## What you are asked to do
Reproduce every record below exactly, without the pictures.

------ Data

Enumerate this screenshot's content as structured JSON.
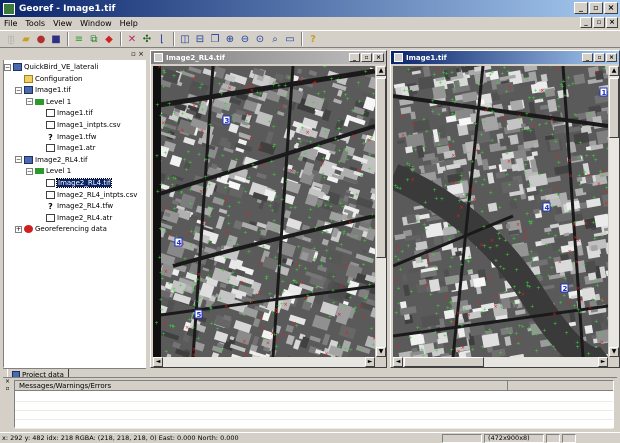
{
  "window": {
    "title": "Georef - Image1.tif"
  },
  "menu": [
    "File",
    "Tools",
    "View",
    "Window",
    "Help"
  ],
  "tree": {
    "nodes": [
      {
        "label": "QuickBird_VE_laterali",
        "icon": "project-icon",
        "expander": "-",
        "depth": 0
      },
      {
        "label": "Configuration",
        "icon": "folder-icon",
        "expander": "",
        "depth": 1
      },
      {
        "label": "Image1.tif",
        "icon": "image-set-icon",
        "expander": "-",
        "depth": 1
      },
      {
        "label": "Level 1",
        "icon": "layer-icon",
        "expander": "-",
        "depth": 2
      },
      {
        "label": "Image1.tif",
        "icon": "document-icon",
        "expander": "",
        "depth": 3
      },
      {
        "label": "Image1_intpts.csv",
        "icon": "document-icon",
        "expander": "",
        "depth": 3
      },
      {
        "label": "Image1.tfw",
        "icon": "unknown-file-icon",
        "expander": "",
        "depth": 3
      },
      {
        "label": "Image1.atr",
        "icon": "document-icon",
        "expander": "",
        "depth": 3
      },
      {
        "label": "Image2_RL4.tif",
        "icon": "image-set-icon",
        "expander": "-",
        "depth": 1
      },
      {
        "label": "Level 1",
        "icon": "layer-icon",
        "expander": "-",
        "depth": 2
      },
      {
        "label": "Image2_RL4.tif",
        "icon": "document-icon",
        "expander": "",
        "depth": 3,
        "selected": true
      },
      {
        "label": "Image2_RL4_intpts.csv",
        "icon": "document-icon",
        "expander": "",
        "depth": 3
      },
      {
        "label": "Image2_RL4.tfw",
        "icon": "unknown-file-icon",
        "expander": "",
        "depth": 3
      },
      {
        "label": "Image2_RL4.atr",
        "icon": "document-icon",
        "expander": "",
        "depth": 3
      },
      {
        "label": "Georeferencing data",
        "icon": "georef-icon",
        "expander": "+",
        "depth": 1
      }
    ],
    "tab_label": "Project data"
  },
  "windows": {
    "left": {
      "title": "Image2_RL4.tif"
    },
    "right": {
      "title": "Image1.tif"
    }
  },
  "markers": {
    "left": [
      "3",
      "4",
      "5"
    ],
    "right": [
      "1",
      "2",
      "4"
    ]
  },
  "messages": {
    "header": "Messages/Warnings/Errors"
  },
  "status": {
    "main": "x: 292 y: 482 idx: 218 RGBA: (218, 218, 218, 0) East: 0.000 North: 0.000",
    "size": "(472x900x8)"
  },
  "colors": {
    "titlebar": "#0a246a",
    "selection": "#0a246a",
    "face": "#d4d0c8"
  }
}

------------

## Exercise solution
Enumerate this screenshot's content as structured JSON.
{
  "window": {
    "title": "Georef - Image1.tif"
  },
  "menu": [
    "File",
    "Tools",
    "View",
    "Window",
    "Help"
  ],
  "tree": {
    "nodes": [
      {
        "label": "QuickBird_VE_laterali",
        "icon": "project-icon",
        "expander": "-",
        "depth": 0
      },
      {
        "label": "Configuration",
        "icon": "folder-icon",
        "expander": "",
        "depth": 1
      },
      {
        "label": "Image1.tif",
        "icon": "image-set-icon",
        "expander": "-",
        "depth": 1
      },
      {
        "label": "Level 1",
        "icon": "layer-icon",
        "expander": "-",
        "depth": 2
      },
      {
        "label": "Image1.tif",
        "icon": "document-icon",
        "expander": "",
        "depth": 3
      },
      {
        "label": "Image1_intpts.csv",
        "icon": "document-icon",
        "expander": "",
        "depth": 3
      },
      {
        "label": "Image1.tfw",
        "icon": "unknown-file-icon",
        "expander": "",
        "depth": 3
      },
      {
        "label": "Image1.atr",
        "icon": "document-icon",
        "expander": "",
        "depth": 3
      },
      {
        "label": "Image2_RL4.tif",
        "icon": "image-set-icon",
        "expander": "-",
        "depth": 1
      },
      {
        "label": "Level 1",
        "icon": "layer-icon",
        "expander": "-",
        "depth": 2
      },
      {
        "label": "Image2_RL4.tif",
        "icon": "document-icon",
        "expander": "",
        "depth": 3,
        "selected": true
      },
      {
        "label": "Image2_RL4_intpts.csv",
        "icon": "document-icon",
        "expander": "",
        "depth": 3
      },
      {
        "label": "Image2_RL4.tfw",
        "icon": "unknown-file-icon",
        "expander": "",
        "depth": 3
      },
      {
        "label": "Image2_RL4.atr",
        "icon": "document-icon",
        "expander": "",
        "depth": 3
      },
      {
        "label": "Georeferencing data",
        "icon": "georef-icon",
        "expander": "+",
        "depth": 1
      }
    ],
    "tab_label": "Project data"
  },
  "windows": {
    "left": {
      "title": "Image2_RL4.tif"
    },
    "right": {
      "title": "Image1.tif"
    }
  },
  "markers": {
    "left": [
      "3",
      "4",
      "5"
    ],
    "right": [
      "1",
      "2",
      "4"
    ]
  },
  "messages": {
    "header": "Messages/Warnings/Errors"
  },
  "status": {
    "main": "x: 292 y: 482 idx: 218 RGBA: (218, 218, 218, 0) East: 0.000 North: 0.000",
    "size": "(472x900x8)"
  },
  "colors": {
    "titlebar": "#0a246a",
    "selection": "#0a246a",
    "face": "#d4d0c8"
  }
}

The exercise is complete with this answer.